• 50°

Spirit of Rowan: Alyssa Harris finds her dream job at Rowan Health Department

If Nina Oliver could have cloned Alyssa Harris before moving on from the Rowan County Health Department, she would have. Maybe a few times.

“She’s certainly an excellent public health advocate,” said Oliver, the county’s former health director. “She understands the needs of today but also focuses on building for the future. And she is very good at what she does. … She’s an excellent addition to the health department.”

Likewise, Krista Woolly, executive director of the Community Care Clinic, says Harris is “professional, pleasant and very knowledgeable about all things public health”

“She loves her community and is proud to be a Rowan County native,” Woolly said. “I am super proud of her and know that she has an exciting future ahead of her.”

So, it made sense when the Rowan County Board of Health elevated Harris to the interim health director position when Oliver moved on to a new job in Carteret County.

Before taking on the interim director job, Harris, 31, worked as community health manager, executive director of Health Rowan and a public health educator for the department. She’s also worked for the Cabarrus Health Alliance. Harris says working in public health is her dream job.

“I am one of those very rare, very blessed people who get to do what I want to do everyday,” she said prior to being named interim director.

She received a bachelor’s degree from the University of North Carolina at Chapel Hill and a master’s in health promotion, education and behavior from the University of South Carolina. She wasn’t born in Rowan County, but she got here as quick as possible. Born on a Navy base in Charleston, South Carolina, she lived in Connecticut before her dad retired from the military and the family moved to Rockwell.

She attended Erwin Middle School and was among the first classes to graduate from Gray Stone Day School.

She went into college with her focus set on becoming a doctor, but she encountered a hurdle in the fact that she wasn’t fond of dealing with blood.

So, she shifted elsewhere in the medical field, graduating with a degree in psychology and scoring a research job in Columbia, South Carolina, where close friend Erin Howard was working on a graduate degree at the University of South Carolina.

Before she also attended the University of South Carolina for a graduate degree, her research job worked on projects that involved connecting diseases to diets. After Harris landed in Cabarrus County and worked on projects that involved the Healthy Cabarrus organization, people in Rowan County started asking about starting a similar program for Rowan. And Harris carved out time in her schedule to lead the project.

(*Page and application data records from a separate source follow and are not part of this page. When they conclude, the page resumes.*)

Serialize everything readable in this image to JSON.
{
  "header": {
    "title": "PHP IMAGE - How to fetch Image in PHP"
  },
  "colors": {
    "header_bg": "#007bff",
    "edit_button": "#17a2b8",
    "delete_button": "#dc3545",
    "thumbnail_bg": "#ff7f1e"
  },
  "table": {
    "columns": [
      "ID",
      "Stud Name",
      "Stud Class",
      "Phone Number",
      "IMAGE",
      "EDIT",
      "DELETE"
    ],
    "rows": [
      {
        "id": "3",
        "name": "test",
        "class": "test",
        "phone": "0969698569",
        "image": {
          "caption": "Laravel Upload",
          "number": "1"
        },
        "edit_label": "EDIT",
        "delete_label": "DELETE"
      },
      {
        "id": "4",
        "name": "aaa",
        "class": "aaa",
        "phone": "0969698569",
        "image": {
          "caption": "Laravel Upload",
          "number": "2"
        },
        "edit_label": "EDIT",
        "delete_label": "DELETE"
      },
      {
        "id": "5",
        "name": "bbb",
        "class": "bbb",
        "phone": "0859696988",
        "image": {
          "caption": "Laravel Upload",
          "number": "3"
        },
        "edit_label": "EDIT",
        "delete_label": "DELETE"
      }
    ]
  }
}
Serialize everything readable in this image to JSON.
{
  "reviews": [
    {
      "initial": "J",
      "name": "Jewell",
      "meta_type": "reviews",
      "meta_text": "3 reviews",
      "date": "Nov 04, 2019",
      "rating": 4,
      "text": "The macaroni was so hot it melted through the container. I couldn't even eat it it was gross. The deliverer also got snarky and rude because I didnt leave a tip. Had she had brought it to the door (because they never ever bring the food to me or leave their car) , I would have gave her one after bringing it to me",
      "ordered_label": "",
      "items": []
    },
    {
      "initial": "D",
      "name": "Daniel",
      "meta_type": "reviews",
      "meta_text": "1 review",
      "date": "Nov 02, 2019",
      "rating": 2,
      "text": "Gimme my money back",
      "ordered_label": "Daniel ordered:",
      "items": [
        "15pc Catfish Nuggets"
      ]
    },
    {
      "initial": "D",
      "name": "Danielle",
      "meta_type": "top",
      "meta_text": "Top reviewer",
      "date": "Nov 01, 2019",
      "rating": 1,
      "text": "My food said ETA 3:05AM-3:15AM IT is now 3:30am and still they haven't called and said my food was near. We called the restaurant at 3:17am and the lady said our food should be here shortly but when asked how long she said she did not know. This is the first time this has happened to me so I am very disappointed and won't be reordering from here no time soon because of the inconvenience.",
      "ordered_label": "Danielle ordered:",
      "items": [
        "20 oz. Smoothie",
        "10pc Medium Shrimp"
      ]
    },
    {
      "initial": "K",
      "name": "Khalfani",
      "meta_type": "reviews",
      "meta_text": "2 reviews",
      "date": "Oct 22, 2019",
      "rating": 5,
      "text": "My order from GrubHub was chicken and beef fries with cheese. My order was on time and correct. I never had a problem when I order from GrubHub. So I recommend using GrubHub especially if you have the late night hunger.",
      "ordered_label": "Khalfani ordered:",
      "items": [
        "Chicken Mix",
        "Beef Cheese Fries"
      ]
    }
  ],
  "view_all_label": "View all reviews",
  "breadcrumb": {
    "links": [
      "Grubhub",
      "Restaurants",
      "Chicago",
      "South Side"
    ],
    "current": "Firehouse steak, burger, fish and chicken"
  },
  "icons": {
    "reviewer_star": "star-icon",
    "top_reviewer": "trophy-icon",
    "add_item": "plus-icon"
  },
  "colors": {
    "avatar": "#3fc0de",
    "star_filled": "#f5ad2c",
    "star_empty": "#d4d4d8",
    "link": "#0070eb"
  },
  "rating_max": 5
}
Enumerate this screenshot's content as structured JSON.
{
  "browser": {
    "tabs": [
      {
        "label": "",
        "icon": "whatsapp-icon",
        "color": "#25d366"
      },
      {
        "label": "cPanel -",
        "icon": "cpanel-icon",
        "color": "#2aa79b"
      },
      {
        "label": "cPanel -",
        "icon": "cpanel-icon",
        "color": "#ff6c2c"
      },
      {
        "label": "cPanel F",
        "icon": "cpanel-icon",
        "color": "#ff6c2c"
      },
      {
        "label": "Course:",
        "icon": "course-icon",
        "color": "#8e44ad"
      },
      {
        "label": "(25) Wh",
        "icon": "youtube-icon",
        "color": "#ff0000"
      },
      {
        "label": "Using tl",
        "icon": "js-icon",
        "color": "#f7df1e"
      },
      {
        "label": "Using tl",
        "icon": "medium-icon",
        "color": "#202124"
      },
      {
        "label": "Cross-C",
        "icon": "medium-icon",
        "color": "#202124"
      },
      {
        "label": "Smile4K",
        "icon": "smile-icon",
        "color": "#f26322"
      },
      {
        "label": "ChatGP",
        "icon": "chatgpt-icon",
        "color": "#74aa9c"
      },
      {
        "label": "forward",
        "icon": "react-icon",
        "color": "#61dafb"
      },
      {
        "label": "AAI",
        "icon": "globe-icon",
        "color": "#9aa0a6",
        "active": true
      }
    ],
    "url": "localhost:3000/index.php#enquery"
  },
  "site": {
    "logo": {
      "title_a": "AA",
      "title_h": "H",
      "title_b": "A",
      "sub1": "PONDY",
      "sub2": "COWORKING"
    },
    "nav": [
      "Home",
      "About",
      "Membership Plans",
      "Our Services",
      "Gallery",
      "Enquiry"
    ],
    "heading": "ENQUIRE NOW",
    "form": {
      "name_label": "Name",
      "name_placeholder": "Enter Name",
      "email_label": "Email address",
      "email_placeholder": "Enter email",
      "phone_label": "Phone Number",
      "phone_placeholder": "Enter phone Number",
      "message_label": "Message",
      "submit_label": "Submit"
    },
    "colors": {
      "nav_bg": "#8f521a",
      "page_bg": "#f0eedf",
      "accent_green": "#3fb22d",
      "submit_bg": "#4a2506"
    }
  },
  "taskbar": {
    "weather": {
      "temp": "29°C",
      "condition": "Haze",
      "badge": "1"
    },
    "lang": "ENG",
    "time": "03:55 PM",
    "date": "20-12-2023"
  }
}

Today, dealing with COVID-19 takes up just about all of her time — from logistics of vaccinations to helping communicate information. She still remembers the first few months of the virus vividly, including when she was sitting in a management class and Cabarrus County announced its first case.

“Life as we know it was about to stop,” Harris said.

Looking back, she was surprised that masks became a political battle and wishes that Rowan County commissioners had taken a bigger stand in support of mask-wearing.

Harris and her husband, Phillip, live in the Faith area and attend St. John’s Lutheran Church. COVID-19 has changed so much about activities people enjoy, but Harris said she and her husband enjoy fishing, spending time on the lake with friends and exploring good places to eat. She also likes hiking, yoga, baking and swing dancing. Lately, though, she spends a lot of time decompressing from busy work days and binge-watching TV shows with her husband.

Comments

Local

Kiwanis Pankcake Festival serves thousands of flapjacks for charity

Coronavirus

Rowan remains in state’s middle, yellow tier for COVID-19 community spread

Crime

Blotter: Man faces sexual exploitation charge for images on Instagram

News

Defendant convicted in attempted murder case on the run after fleeing from trial

Business

Downtown Gateway Building to be renamed for late Paul Fisher

Coronavirus

Rowan County COVID-19 data for April 15

Local

Rep. Warren’s bill would prohibit parking in electric vehicle charging stations

Local

Historic Preservation Commission approves Integro Technologies expansion, Paint the Pavement project

Education

Faith Academy, RSS will negotiate over what goes, stays in elementary school

Crime

Teacher killed in Alamance County shootout with Mexican drug cartel

Coronavirus

Bill would give more tax breaks on COVID-19 loans

Nation/World

No response as divers knock on capsized ship’s hull

Local

Quotes of the week

Crime

Blotter: Man found on church property with litany of drugs

Crime

Man charged in connection to 2019 overdose death

Business

‘It’s our big time’: Salisbury Farmers Market reopens Saturday

Education

Schools capital funding still frozen as RSS sends local budget to county

Business

Shields, Cheerwine Festival receive N.C. Main Street Awards

Kannapolis

Duke University launches kidney disease study in Kannapolis for people of African descent

Education

Horizons Unlimited will hold in-person summer camps

Education

Education briefs: Catawba planning for more in-person activities, free summer school tuition

Coronavirus

County’s full COVID-19 vaccinations top 22,600

High School

High school golf: With Merrell, Mustangs back on top

Local

Spencer investigating rat problem on South Iredell Street